I don’t need to tell you winter is coming. Whether you welcome it or not, winter will elbow its way in. Fortunately for birders, we can enjoy our hobby in almost any kind of weather, even it’s from a warm chair in front of a big window. In Wisconsin, we have precious few weekends left before the snow hits, so now is a good time to prepare for a winter of bird feeding. Are you ready?
Last year I finally assessed my motley collection of squirrel-chewed, semi-dysfunctional bird feeders and decided to put an end to the madness. Well, I didn’t exactly throw them away (maybe I’ll fix them someday? Yes, there is some residual madness). But I did get two large tube-style feeders with spring-loaded anti-squirrel perches. What a difference! The new feeders hold much more seed than any one of my old ones. Plus, I wasn’t constantly bursting out of the door in stocking feet to chastise the irreverent squirrels who deftly hung upside down and gulped away, with hungry birds observing from nearby branches. I heard cha-ching with every bite the squirrels took. With higher gas prices, seed is more expensive than in recent years. So by foiling those furry acrobats, I was protecting my investment. Oh, and don't feel sorry for my squirrels. I have numerous walnut and oak trees on the property!
Clean your feeders and if you have the chance, hang your feeders near a bush, shrub, or brush pile where birds can take cover when raptors come through. It’s inevitable that you will lose some birds to raptors over the winter, but providing cover will at least make you feel like you evened the stakes (and as we all know, raptors need to eat, too). If you use a live tree at holiday time, set it near the feeder afterward, where birds will use it for cover until spring.
It’s good to know that different birds feed differently. Some like to perch, some hang upside down, and some prefer to feed on the ground. (Last winter's project, my ground feeding station, right, was made from a picnic table, lawn chairs, tarp, wood lattice, and an iron grate.) There are also a number of types of seeds available. If you’re unsure or need a review, check this excellent Winter Bird-Feeding Guide from our friends at Audubon. Personally, I feed black oil sunflower seeds all year around, and add cracked corn and suet cakes in winter. Keep water available, too! A heated birdbath in winter is sure to bring birds to your yard. Click here for Diane Porter’s fine article entitled Winter Water for Birds.
Lastly, keep your binocular handy. Low magnifications (6 or 7x) afford a wide field of view and are more than adequate for observing your feeding stations from the window or deck. A binocular with a close focus under 10 feet is also desirable, especially when feeders are positioned close to the window.
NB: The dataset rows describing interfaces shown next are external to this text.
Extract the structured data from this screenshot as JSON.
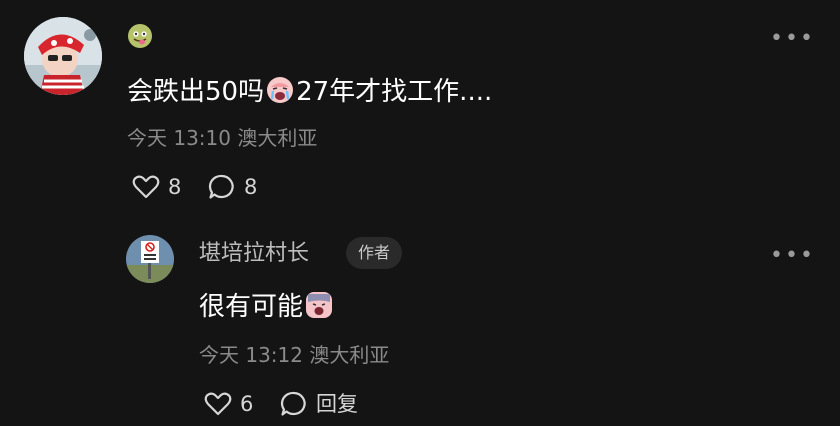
{
  "comment": {
    "text_part1": "会跌出50吗",
    "text_part2": "27年才找工作....",
    "emoji_name": "crying-face-emoji",
    "time_location": "今天 13:10  澳大利亚",
    "likes": "8",
    "replies": "8",
    "more_label": "•••"
  },
  "reply": {
    "username": "堪培拉村长",
    "author_badge": "作者",
    "text": "很有可能",
    "emoji_name": "scared-face-emoji",
    "time_location": "今天 13:12  澳大利亚",
    "likes": "6",
    "reply_label": "回复",
    "more_label": "•••"
  },
  "colors": {
    "background": "#141414",
    "text_primary": "#ffffff",
    "text_secondary": "#8a8a8a",
    "badge_bg": "#2a2a2a"
  }
}
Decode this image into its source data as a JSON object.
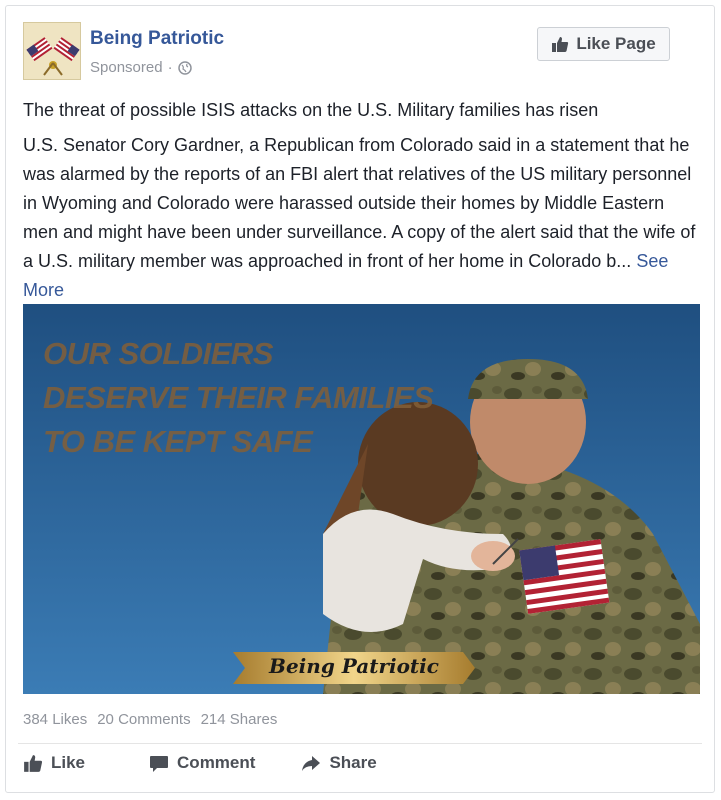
{
  "post": {
    "page_name": "Being Patriotic",
    "sponsored_label": "Sponsored",
    "separator": "·",
    "like_page_label": "Like Page",
    "headline": "The threat of possible ISIS attacks on the U.S. Military families has risen",
    "body": "U.S. Senator Cory Gardner, a Republican from Colorado said in a statement that he was alarmed by the reports of an FBI alert that relatives of the US military personnel in Wyoming and Colorado were harassed outside their homes by Middle Eastern men and might have been under surveillance. A copy of the alert said that the wife of a U.S. military member was approached in front of her home in Colorado b...",
    "see_more_label": "See More"
  },
  "image": {
    "overlay_lines": [
      "OUR SOLDIERS",
      "DESERVE THEIR FAMILIES",
      "TO BE KEPT SAFE"
    ],
    "watermark": "Being Patriotic"
  },
  "stats": {
    "likes": "384 Likes",
    "comments": "20 Comments",
    "shares": "214 Shares"
  },
  "actions": {
    "like": "Like",
    "comment": "Comment",
    "share": "Share"
  },
  "colors": {
    "link": "#365899",
    "muted": "#90949c",
    "button_text": "#4b4f56"
  },
  "icons": [
    "flag-icon",
    "globe-icon",
    "thumbs-up-icon",
    "comment-icon",
    "share-icon"
  ]
}
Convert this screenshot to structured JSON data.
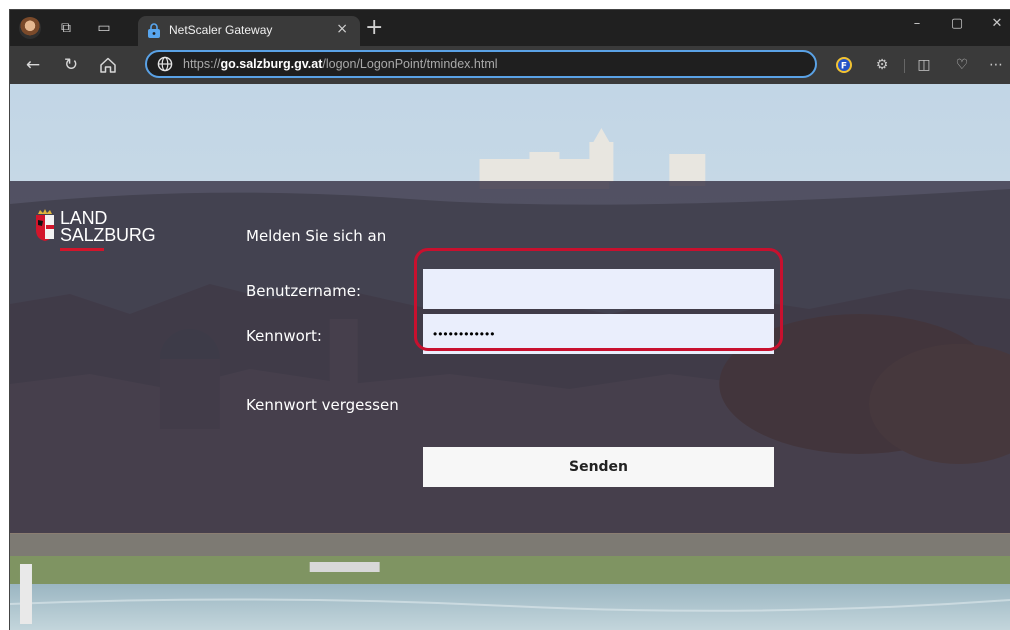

Yes, winter’s coming. Let’s enjoy it! Bringing birds close makes winter so much more fun, so get ready!
Eagle Optics Staff
Binoculars: Bring them. See what they bring you.